Ten years ago, when Steph Sherer started using medicinal marijuana as a way to cope with the chronic pain caused by a neck injury, she didn’t know she’d be at the forefront of a movement that would spread throughout the United States to the one million patients who use cannabis to help treat serious illnesses, such as cancer, multiple sclerosis, and HIV/AIDS.
“Two days without an anti-inflammatory medicine, my body starts to stiffen up, and after about three days I can’t get out of bed. So, that could be my life; that is one choice,” Sherer said. “Or the second thing is I could take the 2400 mg of ibuprofen each day that are required for me to be able to move, and then my kidneys would begin to shut down again.”
Instead, Sherer, 36, began using medical marijuana to deal with her pain and became an activist on the issue by creating the nonprofit organization Americans for Safe Access (ASA), which protects patients’ rights to safely and legally access marijuana throughout the U.S.

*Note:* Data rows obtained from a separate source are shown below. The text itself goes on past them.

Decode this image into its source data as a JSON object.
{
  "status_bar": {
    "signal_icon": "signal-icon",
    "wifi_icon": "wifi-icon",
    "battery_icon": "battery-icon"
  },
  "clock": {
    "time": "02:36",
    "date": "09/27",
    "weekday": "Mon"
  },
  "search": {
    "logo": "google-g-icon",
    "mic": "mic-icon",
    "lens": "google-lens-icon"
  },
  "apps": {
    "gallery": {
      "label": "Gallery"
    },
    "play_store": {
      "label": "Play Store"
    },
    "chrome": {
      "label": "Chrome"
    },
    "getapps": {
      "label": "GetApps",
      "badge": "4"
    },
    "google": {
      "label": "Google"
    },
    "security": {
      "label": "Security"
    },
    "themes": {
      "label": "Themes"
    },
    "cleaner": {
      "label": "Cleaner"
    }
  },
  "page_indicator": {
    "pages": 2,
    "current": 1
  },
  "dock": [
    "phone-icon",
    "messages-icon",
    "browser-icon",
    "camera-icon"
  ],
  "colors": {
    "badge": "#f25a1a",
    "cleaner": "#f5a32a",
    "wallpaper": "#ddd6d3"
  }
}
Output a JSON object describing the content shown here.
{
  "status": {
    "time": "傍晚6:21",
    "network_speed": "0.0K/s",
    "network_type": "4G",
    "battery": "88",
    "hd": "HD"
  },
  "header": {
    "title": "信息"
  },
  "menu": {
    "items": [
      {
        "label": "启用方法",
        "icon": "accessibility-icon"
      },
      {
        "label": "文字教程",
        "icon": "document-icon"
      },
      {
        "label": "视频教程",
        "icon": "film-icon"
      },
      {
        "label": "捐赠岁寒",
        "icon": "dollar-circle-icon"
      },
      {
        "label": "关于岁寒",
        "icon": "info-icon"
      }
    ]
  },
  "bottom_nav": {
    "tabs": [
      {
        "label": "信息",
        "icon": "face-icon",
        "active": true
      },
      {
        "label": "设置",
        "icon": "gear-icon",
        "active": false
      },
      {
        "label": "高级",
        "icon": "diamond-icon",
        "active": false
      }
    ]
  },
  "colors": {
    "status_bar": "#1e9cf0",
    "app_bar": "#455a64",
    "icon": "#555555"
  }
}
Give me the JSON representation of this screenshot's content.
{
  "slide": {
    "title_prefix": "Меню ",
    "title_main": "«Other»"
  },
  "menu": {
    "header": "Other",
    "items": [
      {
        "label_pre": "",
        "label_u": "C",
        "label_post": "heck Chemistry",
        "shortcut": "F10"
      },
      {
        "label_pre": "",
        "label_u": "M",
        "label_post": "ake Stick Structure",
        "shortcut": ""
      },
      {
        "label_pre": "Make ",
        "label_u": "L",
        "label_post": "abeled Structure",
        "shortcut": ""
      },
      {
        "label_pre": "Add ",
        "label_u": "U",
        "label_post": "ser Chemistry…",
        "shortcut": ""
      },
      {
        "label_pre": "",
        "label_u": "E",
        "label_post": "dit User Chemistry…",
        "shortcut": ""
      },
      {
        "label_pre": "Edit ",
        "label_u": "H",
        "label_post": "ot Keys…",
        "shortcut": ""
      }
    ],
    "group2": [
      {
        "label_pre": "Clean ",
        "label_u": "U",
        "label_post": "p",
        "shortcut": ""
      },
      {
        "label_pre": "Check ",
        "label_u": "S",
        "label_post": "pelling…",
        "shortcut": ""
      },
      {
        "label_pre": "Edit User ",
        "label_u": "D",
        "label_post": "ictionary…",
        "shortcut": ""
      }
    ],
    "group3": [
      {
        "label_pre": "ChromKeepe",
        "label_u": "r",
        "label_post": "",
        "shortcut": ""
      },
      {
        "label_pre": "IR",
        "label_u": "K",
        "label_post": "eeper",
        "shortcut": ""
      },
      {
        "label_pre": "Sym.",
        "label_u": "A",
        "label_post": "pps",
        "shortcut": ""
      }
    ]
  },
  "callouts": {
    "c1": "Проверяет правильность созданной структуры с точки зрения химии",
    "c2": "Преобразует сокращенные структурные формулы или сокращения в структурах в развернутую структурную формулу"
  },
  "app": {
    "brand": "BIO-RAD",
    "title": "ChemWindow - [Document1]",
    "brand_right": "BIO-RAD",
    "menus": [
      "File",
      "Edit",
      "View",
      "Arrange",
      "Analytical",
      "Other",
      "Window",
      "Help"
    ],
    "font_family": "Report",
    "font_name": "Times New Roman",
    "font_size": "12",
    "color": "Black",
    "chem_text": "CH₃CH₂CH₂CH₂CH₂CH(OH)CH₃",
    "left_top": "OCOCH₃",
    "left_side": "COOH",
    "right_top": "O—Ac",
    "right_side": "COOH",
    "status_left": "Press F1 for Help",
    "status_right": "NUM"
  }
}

ASA started in 2002, and since then it has helped create and get legislation passed on the local and state level and is an advocate for patients’ rights in 17 states and Washington, DC where medical marijuana is now legal.
On Thursday ASA held rallies in at least 15 cities across the U.S. at local campaign headquarters for U.S. President Barack Obama, protesting what they call, a nationwide crackdown on medical marijuana facilities.
“There have been more raids under Obama in three-and-a-half years than eight years of Bush,” Sherer said, during the rally in Washington, DC.
Proponents of medical marijuana say they are also upset with Obama, because of comments he made while campaigning in 2008. He said that state and local governments should be the prevailing bodies to handle regulation of medical marijuana dispensaries and not the federal government, explained David Bienenstock, west coast editor of High Times and High Times Medical Marijuana.
“No one in the medical marijuana community expected him to lead on this issue, but we expected him to keep a common sense promise,” he said.
In an interview a few months ago, Obama addressed the issue of the recent offensive on dispensaries and his earlier statement in 2008, where he said the U.S. Department of Justice should not “try to circumvent state laws (on medical marijuana).”
“What I specifically said was that we were not going to prioritize prosecutions of persons who are using medical marijuana,” Obama said in an interview with Rolling Stone earlier this year. “I never made a commitment that somehow we were going to give carte blanche to large-scale producers and operators of marijuana-and the reason is, because it’s against federal law.”
But, Bienenstock said the federal government has been intervening on the local and state level and shutting down some medical marijuana dispensaries in different parts of the country, as well as making it difficult for others to rent a facility for their cannabis business. This, in turn, makes it impossible for some patients to receive the medicinal marijuana they need and forces many to go to the black market to obtain it, according to Bienenstock.
“A lot of people in the medical marijuana community feel very betrayed by these enforcement actions,” Bienenstock said. “If you have a senior citizen with a debilitating condition, and you are now asking that person to go out on the street to get their medicine, it just has a terrible effect on them. How is a 79-year-old going to go out and buy pot for pain problems?”
“This issue has not really come up in our presidential race right now, and Obama has the luxury of running against someone who is against marijuana,” said Bienenstock, referring to Republican Mitt Romney. “I don’t think he (Obama) has realized that there is a political cost to disenfranchising so many people and going back on his word.”